Please retype each record exactly as it stands below.

(Items from an interface collection)
==================================================

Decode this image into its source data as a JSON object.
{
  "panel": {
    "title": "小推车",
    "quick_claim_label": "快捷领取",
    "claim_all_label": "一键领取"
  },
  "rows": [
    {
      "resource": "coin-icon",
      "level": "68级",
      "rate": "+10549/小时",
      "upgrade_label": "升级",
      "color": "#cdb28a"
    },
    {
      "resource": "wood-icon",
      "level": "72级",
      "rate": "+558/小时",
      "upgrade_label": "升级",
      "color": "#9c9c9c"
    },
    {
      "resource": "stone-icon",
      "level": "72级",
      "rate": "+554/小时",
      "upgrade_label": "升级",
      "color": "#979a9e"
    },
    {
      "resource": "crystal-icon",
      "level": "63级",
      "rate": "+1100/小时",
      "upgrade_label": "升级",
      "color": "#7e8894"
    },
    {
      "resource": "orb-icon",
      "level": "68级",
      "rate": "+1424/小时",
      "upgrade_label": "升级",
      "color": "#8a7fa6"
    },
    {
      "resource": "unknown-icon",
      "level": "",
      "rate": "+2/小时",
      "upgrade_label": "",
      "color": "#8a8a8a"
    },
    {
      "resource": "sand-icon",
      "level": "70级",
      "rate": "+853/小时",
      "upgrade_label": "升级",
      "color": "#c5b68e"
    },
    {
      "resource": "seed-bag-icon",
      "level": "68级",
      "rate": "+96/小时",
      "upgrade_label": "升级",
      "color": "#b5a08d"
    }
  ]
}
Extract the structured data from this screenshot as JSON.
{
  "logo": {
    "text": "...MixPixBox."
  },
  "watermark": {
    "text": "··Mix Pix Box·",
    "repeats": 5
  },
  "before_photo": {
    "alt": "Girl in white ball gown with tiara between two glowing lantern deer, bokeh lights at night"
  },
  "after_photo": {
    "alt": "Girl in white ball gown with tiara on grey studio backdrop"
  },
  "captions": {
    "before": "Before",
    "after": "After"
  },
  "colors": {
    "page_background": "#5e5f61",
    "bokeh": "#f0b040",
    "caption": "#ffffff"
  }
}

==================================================

### EXPECTED ANSWER:
Decode this image into its source data as a JSON object.
{
  "panel": {
    "title": "小推车",
    "quick_claim_label": "快捷领取",
    "claim_all_label": "一键领取"
  },
  "rows": [
    {
      "resource": "coin-icon",
      "level": "68级",
      "rate": "+10549/小时",
      "upgrade_label": "升级",
      "color": "#cdb28a"
    },
    {
      "resource": "wood-icon",
      "level": "72级",
      "rate": "+558/小时",
      "upgrade_label": "升级",
      "color": "#9c9c9c"
    },
    {
      "resource": "stone-icon",
      "level": "72级",
      "rate": "+554/小时",
      "upgrade_label": "升级",
      "color": "#979a9e"
    },
    {
      "resource": "crystal-icon",
      "level": "63级",
      "rate": "+1100/小时",
      "upgrade_label": "升级",
      "color": "#7e8894"
    },
    {
      "resource": "orb-icon",
      "level": "68级",
      "rate": "+1424/小时",
      "upgrade_label": "升级",
      "color": "#8a7fa6"
    },
    {
      "resource": "unknown-icon",
      "level": "",
      "rate": "+2/小时",
      "upgrade_label": "",
      "color": "#8a8a8a"
    },
    {
      "resource": "sand-icon",
      "level": "70级",
      "rate": "+853/小时",
      "upgrade_label": "升级",
      "color": "#c5b68e"
    },
    {
      "resource": "seed-bag-icon",
      "level": "68级",
      "rate": "+96/小时",
      "upgrade_label": "升级",
      "color": "#b5a08d"
    }
  ]
}
Extract the structured data from this screenshot as JSON.
{
  "logo": {
    "text": "...MixPixBox."
  },
  "watermark": {
    "text": "··Mix Pix Box·",
    "repeats": 5
  },
  "before_photo": {
    "alt": "Girl in white ball gown with tiara between two glowing lantern deer, bokeh lights at night"
  },
  "after_photo": {
    "alt": "Girl in white ball gown with tiara on grey studio backdrop"
  },
  "captions": {
    "before": "Before",
    "after": "After"
  },
  "colors": {
    "page_background": "#5e5f61",
    "bokeh": "#f0b040",
    "caption": "#ffffff"
  }
}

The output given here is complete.